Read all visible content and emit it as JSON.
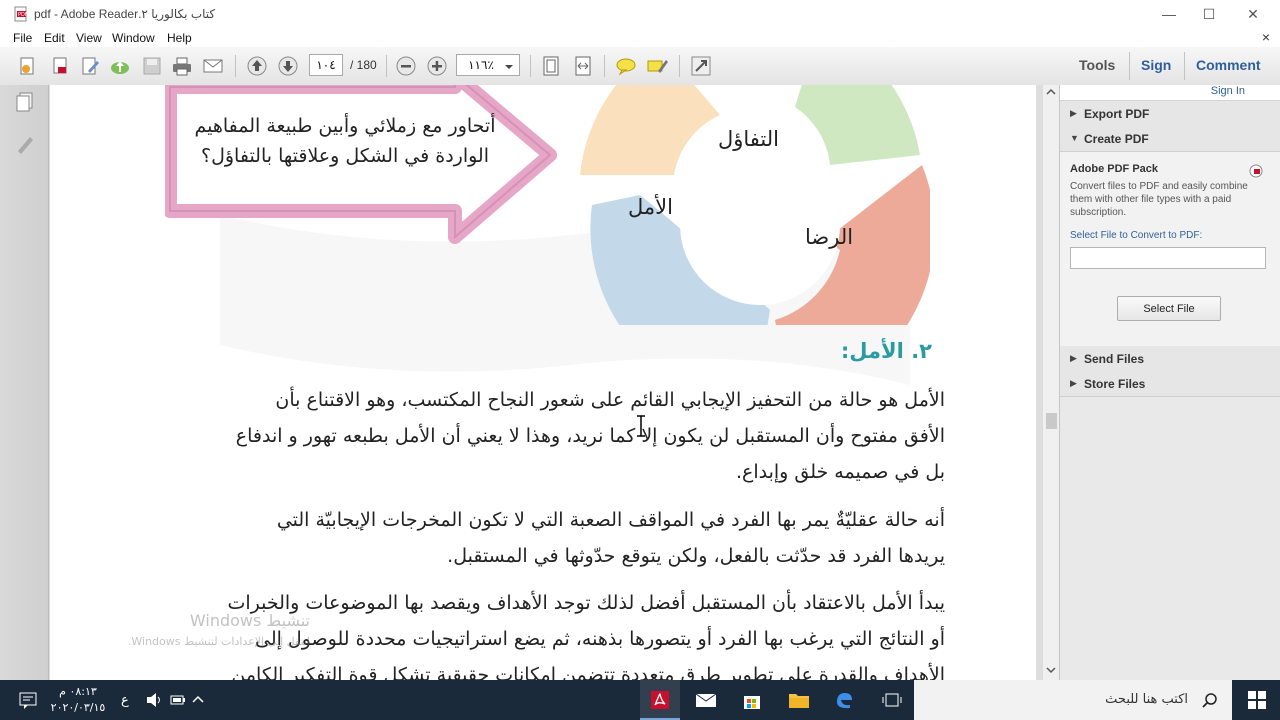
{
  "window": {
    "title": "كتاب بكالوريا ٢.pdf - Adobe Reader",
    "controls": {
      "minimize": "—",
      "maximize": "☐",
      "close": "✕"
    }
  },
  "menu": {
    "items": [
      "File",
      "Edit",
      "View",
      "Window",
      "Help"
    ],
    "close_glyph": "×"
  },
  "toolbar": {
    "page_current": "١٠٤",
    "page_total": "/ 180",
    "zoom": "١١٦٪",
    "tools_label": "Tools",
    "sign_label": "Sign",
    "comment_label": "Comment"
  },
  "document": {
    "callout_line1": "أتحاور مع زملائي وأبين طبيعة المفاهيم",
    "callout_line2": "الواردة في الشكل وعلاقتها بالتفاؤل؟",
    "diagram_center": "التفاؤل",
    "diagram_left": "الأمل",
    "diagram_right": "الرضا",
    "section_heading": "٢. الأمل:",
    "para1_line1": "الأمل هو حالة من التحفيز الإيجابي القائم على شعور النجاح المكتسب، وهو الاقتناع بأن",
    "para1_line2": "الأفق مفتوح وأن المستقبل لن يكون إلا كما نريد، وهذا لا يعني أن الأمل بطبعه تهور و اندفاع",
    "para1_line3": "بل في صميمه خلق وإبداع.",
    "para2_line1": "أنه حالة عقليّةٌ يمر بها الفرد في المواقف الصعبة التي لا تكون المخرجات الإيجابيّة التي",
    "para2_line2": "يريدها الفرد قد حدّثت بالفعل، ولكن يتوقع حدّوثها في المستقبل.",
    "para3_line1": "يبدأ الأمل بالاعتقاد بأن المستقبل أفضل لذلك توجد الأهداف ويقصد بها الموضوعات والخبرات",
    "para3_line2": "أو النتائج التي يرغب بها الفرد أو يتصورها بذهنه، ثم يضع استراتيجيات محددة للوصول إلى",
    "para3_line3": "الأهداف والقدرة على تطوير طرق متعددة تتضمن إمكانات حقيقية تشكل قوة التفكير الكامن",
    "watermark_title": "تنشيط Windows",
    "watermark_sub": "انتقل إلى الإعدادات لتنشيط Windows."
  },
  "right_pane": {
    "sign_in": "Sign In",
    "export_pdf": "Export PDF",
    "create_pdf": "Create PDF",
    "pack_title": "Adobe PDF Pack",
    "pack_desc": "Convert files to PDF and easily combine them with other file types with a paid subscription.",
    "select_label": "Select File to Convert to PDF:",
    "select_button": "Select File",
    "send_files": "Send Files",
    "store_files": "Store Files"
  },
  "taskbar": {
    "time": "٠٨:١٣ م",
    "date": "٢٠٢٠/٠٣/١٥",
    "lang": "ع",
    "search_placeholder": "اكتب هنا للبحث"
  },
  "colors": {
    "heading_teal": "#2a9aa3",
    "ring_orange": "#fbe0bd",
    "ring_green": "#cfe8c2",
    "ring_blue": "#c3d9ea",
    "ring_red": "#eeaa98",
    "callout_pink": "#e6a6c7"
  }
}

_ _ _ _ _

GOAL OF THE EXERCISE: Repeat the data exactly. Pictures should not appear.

ANSWER TO THE PROBLEM:
Read all visible content and emit it as JSON.
{
  "window": {
    "title": "كتاب بكالوريا ٢.pdf - Adobe Reader",
    "controls": {
      "minimize": "—",
      "maximize": "☐",
      "close": "✕"
    }
  },
  "menu": {
    "items": [
      "File",
      "Edit",
      "View",
      "Window",
      "Help"
    ],
    "close_glyph": "×"
  },
  "toolbar": {
    "page_current": "١٠٤",
    "page_total": "/ 180",
    "zoom": "١١٦٪",
    "tools_label": "Tools",
    "sign_label": "Sign",
    "comment_label": "Comment"
  },
  "document": {
    "callout_line1": "أتحاور مع زملائي وأبين طبيعة المفاهيم",
    "callout_line2": "الواردة في الشكل وعلاقتها بالتفاؤل؟",
    "diagram_center": "التفاؤل",
    "diagram_left": "الأمل",
    "diagram_right": "الرضا",
    "section_heading": "٢. الأمل:",
    "para1_line1": "الأمل هو حالة من التحفيز الإيجابي القائم على شعور النجاح المكتسب، وهو الاقتناع بأن",
    "para1_line2": "الأفق مفتوح وأن المستقبل لن يكون إلا كما نريد، وهذا لا يعني أن الأمل بطبعه تهور و اندفاع",
    "para1_line3": "بل في صميمه خلق وإبداع.",
    "para2_line1": "أنه حالة عقليّةٌ يمر بها الفرد في المواقف الصعبة التي لا تكون المخرجات الإيجابيّة التي",
    "para2_line2": "يريدها الفرد قد حدّثت بالفعل، ولكن يتوقع حدّوثها في المستقبل.",
    "para3_line1": "يبدأ الأمل بالاعتقاد بأن المستقبل أفضل لذلك توجد الأهداف ويقصد بها الموضوعات والخبرات",
    "para3_line2": "أو النتائج التي يرغب بها الفرد أو يتصورها بذهنه، ثم يضع استراتيجيات محددة للوصول إلى",
    "para3_line3": "الأهداف والقدرة على تطوير طرق متعددة تتضمن إمكانات حقيقية تشكل قوة التفكير الكامن",
    "watermark_title": "تنشيط Windows",
    "watermark_sub": "انتقل إلى الإعدادات لتنشيط Windows."
  },
  "right_pane": {
    "sign_in": "Sign In",
    "export_pdf": "Export PDF",
    "create_pdf": "Create PDF",
    "pack_title": "Adobe PDF Pack",
    "pack_desc": "Convert files to PDF and easily combine them with other file types with a paid subscription.",
    "select_label": "Select File to Convert to PDF:",
    "select_button": "Select File",
    "send_files": "Send Files",
    "store_files": "Store Files"
  },
  "taskbar": {
    "time": "٠٨:١٣ م",
    "date": "٢٠٢٠/٠٣/١٥",
    "lang": "ع",
    "search_placeholder": "اكتب هنا للبحث"
  },
  "colors": {
    "heading_teal": "#2a9aa3",
    "ring_orange": "#fbe0bd",
    "ring_green": "#cfe8c2",
    "ring_blue": "#c3d9ea",
    "ring_red": "#eeaa98",
    "callout_pink": "#e6a6c7"
  }
}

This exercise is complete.